___ RECORDS FOR THE TASK ___

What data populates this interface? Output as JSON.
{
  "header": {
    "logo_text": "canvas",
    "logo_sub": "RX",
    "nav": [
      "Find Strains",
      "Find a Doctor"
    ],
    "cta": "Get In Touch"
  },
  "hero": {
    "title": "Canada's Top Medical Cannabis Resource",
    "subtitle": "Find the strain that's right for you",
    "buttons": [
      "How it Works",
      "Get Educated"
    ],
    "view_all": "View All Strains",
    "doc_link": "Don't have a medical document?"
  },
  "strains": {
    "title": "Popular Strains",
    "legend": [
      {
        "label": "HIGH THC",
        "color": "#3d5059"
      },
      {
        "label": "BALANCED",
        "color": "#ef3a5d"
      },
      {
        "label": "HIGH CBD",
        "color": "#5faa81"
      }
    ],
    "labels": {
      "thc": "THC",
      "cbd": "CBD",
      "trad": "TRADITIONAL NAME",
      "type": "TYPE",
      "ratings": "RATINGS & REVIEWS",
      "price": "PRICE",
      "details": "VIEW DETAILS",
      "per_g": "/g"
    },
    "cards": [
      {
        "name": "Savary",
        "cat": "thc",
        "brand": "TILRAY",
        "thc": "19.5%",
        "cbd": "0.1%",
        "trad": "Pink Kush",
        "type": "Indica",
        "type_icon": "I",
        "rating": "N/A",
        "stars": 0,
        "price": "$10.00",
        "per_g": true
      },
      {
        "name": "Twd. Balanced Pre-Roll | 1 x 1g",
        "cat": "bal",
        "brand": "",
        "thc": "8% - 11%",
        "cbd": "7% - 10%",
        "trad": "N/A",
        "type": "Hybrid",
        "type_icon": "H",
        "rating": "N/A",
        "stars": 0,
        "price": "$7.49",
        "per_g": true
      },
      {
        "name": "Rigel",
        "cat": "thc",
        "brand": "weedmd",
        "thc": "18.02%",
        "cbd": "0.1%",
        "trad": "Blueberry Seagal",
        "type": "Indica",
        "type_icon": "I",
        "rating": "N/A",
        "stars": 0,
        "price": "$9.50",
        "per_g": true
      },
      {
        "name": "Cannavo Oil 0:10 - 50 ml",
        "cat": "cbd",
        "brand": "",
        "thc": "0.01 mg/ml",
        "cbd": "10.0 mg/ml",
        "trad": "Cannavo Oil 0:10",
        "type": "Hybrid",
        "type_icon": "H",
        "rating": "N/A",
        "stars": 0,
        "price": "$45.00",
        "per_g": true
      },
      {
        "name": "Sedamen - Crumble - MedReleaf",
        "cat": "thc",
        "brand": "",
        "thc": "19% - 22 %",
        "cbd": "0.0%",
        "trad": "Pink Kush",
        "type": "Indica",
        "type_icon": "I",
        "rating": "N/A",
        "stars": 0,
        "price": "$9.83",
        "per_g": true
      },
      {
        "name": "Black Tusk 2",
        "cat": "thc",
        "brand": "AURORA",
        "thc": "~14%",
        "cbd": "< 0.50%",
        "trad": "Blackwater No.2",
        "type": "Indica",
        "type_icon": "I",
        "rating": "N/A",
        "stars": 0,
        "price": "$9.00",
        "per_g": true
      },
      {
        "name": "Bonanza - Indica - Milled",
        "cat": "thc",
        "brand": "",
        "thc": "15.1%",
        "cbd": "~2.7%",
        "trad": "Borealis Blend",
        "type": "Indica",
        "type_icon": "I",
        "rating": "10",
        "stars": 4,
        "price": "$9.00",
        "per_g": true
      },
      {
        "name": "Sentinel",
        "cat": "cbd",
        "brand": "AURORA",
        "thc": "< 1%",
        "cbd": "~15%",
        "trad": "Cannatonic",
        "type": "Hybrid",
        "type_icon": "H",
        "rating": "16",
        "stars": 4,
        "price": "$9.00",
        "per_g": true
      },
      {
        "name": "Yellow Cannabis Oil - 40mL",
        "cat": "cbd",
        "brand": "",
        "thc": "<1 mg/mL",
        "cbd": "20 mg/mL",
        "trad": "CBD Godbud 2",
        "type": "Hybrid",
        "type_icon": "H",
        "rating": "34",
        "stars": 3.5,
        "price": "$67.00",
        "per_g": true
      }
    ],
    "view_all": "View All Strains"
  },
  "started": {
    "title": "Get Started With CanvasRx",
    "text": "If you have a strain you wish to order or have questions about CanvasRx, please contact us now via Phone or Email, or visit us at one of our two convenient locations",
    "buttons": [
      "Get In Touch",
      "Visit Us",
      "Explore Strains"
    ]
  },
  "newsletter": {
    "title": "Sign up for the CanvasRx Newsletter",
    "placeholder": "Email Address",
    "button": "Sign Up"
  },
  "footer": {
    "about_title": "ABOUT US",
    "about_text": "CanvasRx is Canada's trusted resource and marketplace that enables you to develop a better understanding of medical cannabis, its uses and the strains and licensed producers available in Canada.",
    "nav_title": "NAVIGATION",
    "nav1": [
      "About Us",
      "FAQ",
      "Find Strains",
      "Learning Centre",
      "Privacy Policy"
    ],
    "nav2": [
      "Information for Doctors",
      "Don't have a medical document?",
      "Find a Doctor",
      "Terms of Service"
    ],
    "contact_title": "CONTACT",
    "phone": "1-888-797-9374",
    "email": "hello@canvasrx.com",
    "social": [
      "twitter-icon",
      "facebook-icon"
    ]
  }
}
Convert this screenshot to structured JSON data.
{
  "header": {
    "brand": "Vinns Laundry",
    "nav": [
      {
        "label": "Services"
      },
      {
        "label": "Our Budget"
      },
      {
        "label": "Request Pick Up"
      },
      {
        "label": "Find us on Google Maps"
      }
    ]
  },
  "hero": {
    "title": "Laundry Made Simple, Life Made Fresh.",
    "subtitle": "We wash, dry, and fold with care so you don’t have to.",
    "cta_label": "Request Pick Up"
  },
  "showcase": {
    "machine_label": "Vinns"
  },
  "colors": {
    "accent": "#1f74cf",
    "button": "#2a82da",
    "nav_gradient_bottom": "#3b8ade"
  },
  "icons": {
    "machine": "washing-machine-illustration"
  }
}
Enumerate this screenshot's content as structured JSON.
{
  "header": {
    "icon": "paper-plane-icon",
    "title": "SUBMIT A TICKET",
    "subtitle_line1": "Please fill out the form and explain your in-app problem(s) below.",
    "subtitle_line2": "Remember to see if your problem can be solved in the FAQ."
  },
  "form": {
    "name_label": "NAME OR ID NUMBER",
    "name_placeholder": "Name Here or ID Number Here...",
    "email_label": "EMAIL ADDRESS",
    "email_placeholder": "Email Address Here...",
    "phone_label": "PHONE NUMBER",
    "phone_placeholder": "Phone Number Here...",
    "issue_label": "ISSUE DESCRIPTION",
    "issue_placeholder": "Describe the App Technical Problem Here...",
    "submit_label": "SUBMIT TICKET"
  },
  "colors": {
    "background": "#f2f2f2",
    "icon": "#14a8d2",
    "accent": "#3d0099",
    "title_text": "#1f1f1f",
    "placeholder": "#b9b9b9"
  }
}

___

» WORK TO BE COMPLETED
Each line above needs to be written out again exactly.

» EXERCISE RESULT
What data populates this interface? Output as JSON.
{
  "header": {
    "logo_text": "canvas",
    "logo_sub": "RX",
    "nav": [
      "Find Strains",
      "Find a Doctor"
    ],
    "cta": "Get In Touch"
  },
  "hero": {
    "title": "Canada's Top Medical Cannabis Resource",
    "subtitle": "Find the strain that's right for you",
    "buttons": [
      "How it Works",
      "Get Educated"
    ],
    "view_all": "View All Strains",
    "doc_link": "Don't have a medical document?"
  },
  "strains": {
    "title": "Popular Strains",
    "legend": [
      {
        "label": "HIGH THC",
        "color": "#3d5059"
      },
      {
        "label": "BALANCED",
        "color": "#ef3a5d"
      },
      {
        "label": "HIGH CBD",
        "color": "#5faa81"
      }
    ],
    "labels": {
      "thc": "THC",
      "cbd": "CBD",
      "trad": "TRADITIONAL NAME",
      "type": "TYPE",
      "ratings": "RATINGS & REVIEWS",
      "price": "PRICE",
      "details": "VIEW DETAILS",
      "per_g": "/g"
    },
    "cards": [
      {
        "name": "Savary",
        "cat": "thc",
        "brand": "TILRAY",
        "thc": "19.5%",
        "cbd": "0.1%",
        "trad": "Pink Kush",
        "type": "Indica",
        "type_icon": "I",
        "rating": "N/A",
        "stars": 0,
        "price": "$10.00",
        "per_g": true
      },
      {
        "name": "Twd. Balanced Pre-Roll | 1 x 1g",
        "cat": "bal",
        "brand": "",
        "thc": "8% - 11%",
        "cbd": "7% - 10%",
        "trad": "N/A",
        "type": "Hybrid",
        "type_icon": "H",
        "rating": "N/A",
        "stars": 0,
        "price": "$7.49",
        "per_g": true
      },
      {
        "name": "Rigel",
        "cat": "thc",
        "brand": "weedmd",
        "thc": "18.02%",
        "cbd": "0.1%",
        "trad": "Blueberry Seagal",
        "type": "Indica",
        "type_icon": "I",
        "rating": "N/A",
        "stars": 0,
        "price": "$9.50",
        "per_g": true
      },
      {
        "name": "Cannavo Oil 0:10 - 50 ml",
        "cat": "cbd",
        "brand": "",
        "thc": "0.01 mg/ml",
        "cbd": "10.0 mg/ml",
        "trad": "Cannavo Oil 0:10",
        "type": "Hybrid",
        "type_icon": "H",
        "rating": "N/A",
        "stars": 0,
        "price": "$45.00",
        "per_g": true
      },
      {
        "name": "Sedamen - Crumble - MedReleaf",
        "cat": "thc",
        "brand": "",
        "thc": "19% - 22 %",
        "cbd": "0.0%",
        "trad": "Pink Kush",
        "type": "Indica",
        "type_icon": "I",
        "rating": "N/A",
        "stars": 0,
        "price": "$9.83",
        "per_g": true
      },
      {
        "name": "Black Tusk 2",
        "cat": "thc",
        "brand": "AURORA",
        "thc": "~14%",
        "cbd": "< 0.50%",
        "trad": "Blackwater No.2",
        "type": "Indica",
        "type_icon": "I",
        "rating": "N/A",
        "stars": 0,
        "price": "$9.00",
        "per_g": true
      },
      {
        "name": "Bonanza - Indica - Milled",
        "cat": "thc",
        "brand": "",
        "thc": "15.1%",
        "cbd": "~2.7%",
        "trad": "Borealis Blend",
        "type": "Indica",
        "type_icon": "I",
        "rating": "10",
        "stars": 4,
        "price": "$9.00",
        "per_g": true
      },
      {
        "name": "Sentinel",
        "cat": "cbd",
        "brand": "AURORA",
        "thc": "< 1%",
        "cbd": "~15%",
        "trad": "Cannatonic",
        "type": "Hybrid",
        "type_icon": "H",
        "rating": "16",
        "stars": 4,
        "price": "$9.00",
        "per_g": true
      },
      {
        "name": "Yellow Cannabis Oil - 40mL",
        "cat": "cbd",
        "brand": "",
        "thc": "<1 mg/mL",
        "cbd": "20 mg/mL",
        "trad": "CBD Godbud 2",
        "type": "Hybrid",
        "type_icon": "H",
        "rating": "34",
        "stars": 3.5,
        "price": "$67.00",
        "per_g": true
      }
    ],
    "view_all": "View All Strains"
  },
  "started": {
    "title": "Get Started With CanvasRx",
    "text": "If you have a strain you wish to order or have questions about CanvasRx, please contact us now via Phone or Email, or visit us at one of our two convenient locations",
    "buttons": [
      "Get In Touch",
      "Visit Us",
      "Explore Strains"
    ]
  },
  "newsletter": {
    "title": "Sign up for the CanvasRx Newsletter",
    "placeholder": "Email Address",
    "button": "Sign Up"
  },
  "footer": {
    "about_title": "ABOUT US",
    "about_text": "CanvasRx is Canada's trusted resource and marketplace that enables you to develop a better understanding of medical cannabis, its uses and the strains and licensed producers available in Canada.",
    "nav_title": "NAVIGATION",
    "nav1": [
      "About Us",
      "FAQ",
      "Find Strains",
      "Learning Centre",
      "Privacy Policy"
    ],
    "nav2": [
      "Information for Doctors",
      "Don't have a medical document?",
      "Find a Doctor",
      "Terms of Service"
    ],
    "contact_title": "CONTACT",
    "phone": "1-888-797-9374",
    "email": "hello@canvasrx.com",
    "social": [
      "twitter-icon",
      "facebook-icon"
    ]
  }
}
Convert this screenshot to structured JSON data.
{
  "header": {
    "brand": "Vinns Laundry",
    "nav": [
      {
        "label": "Services"
      },
      {
        "label": "Our Budget"
      },
      {
        "label": "Request Pick Up"
      },
      {
        "label": "Find us on Google Maps"
      }
    ]
  },
  "hero": {
    "title": "Laundry Made Simple, Life Made Fresh.",
    "subtitle": "We wash, dry, and fold with care so you don’t have to.",
    "cta_label": "Request Pick Up"
  },
  "showcase": {
    "machine_label": "Vinns"
  },
  "colors": {
    "accent": "#1f74cf",
    "button": "#2a82da",
    "nav_gradient_bottom": "#3b8ade"
  },
  "icons": {
    "machine": "washing-machine-illustration"
  }
}
Enumerate this screenshot's content as structured JSON.
{
  "header": {
    "icon": "paper-plane-icon",
    "title": "SUBMIT A TICKET",
    "subtitle_line1": "Please fill out the form and explain your in-app problem(s) below.",
    "subtitle_line2": "Remember to see if your problem can be solved in the FAQ."
  },
  "form": {
    "name_label": "NAME OR ID NUMBER",
    "name_placeholder": "Name Here or ID Number Here...",
    "email_label": "EMAIL ADDRESS",
    "email_placeholder": "Email Address Here...",
    "phone_label": "PHONE NUMBER",
    "phone_placeholder": "Phone Number Here...",
    "issue_label": "ISSUE DESCRIPTION",
    "issue_placeholder": "Describe the App Technical Problem Here...",
    "submit_label": "SUBMIT TICKET"
  },
  "colors": {
    "background": "#f2f2f2",
    "icon": "#14a8d2",
    "accent": "#3d0099",
    "title_text": "#1f1f1f",
    "placeholder": "#b9b9b9"
  }
}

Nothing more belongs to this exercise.